For many parents, they have had access, since their student first started kindergarten, to their grades and progress. All it takes these days is access to an online portal and a few clicks and parents can find out exactly how their student is doing or contact their teacher to find out what is going on. And, more important, parents can then guide (dare I say, wag a finger at) their student to improve their grades. At the very least, parents can tell when, where, and how their student has earned the grade they did.
This is not the case in college. Unfortunately for some parents, they cannot log into their student’s courses to see what they have earned on assignments and what they need to do to improve their grades.
Moreover, because of the Federal Educational Rights to Privacy Act (FERPA), unless their student has waived their right to privacy (and this is more common than you may think), parents cannot call faculty or other officials to get information about their student either.
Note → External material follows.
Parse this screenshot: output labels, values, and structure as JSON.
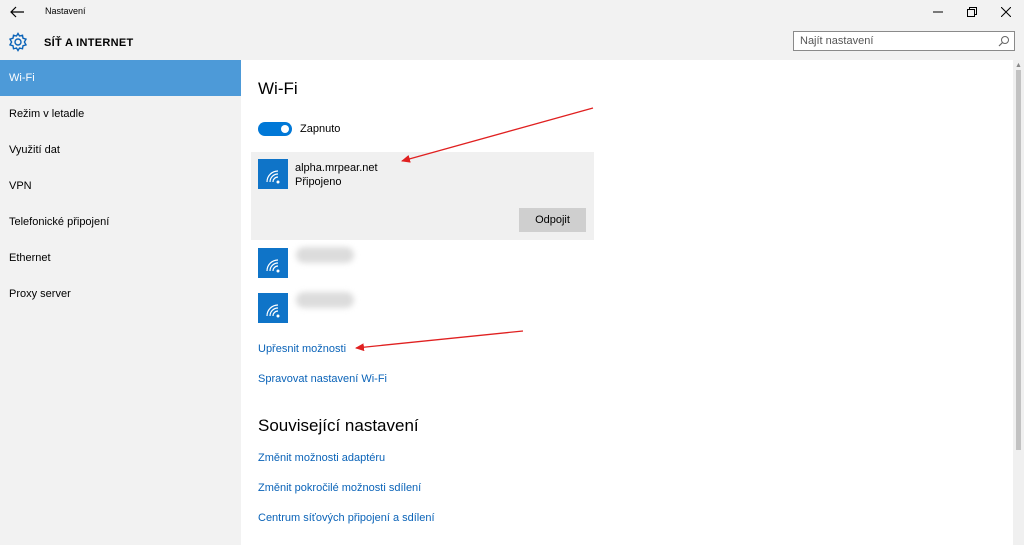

If you are interested in how your student is doing and want information that confirms what your student tells you–or provides more specifics than the sample conversation above–start with these steps:
First, consider why you want to know your student’s grades. Is it because you have always had access to your student’s grades and it just seems natural to expect the same while they are in college? Do you not trust that your student will share with you how they are really doing? For many parents, they are used to the comfort of knowing how their student is doing. Not having instant access can be unsettling if you are used to having it. And if their student has had trouble academically in the past, it may make you feel more comfortable knowing really how they are doing.
Next, think about the message you are sending your student when you ask for access to their grades. When you assume that they will not tell you the truth or they don’t have the ability to really know how well they are doing, asking for (or even demanding) access to their grades sends mixed messages at best: They are college students who are learning to deal with newfound freedom and they also cannot be trusted to track their own progress and make necessary changes.
Finally, coach your student for long-term success. As hard it may be to let go of this part of your student’s academic career, it is part of a long-term plan to help them develop skills in self-monitoring and self-advocacy. Instead of asking for access, practice good coaching techniques to help them track their work themselves and feel more comfortable talking about how they are doing:
- What did you earn on your last test (or quiz, paper, assignment)?
- How do you feel about how you are doing so far?
- Have you checked in with your professor to confirm your progress?
- Do you know where you can go get help on campus if you are struggling?
- What are you doing to really learn the material in your class?
- If you are struggling, do you feel comfortable letting us know so we can help?
Developing open, honest communication lines should be the result of any conversation about grades or access to their progress.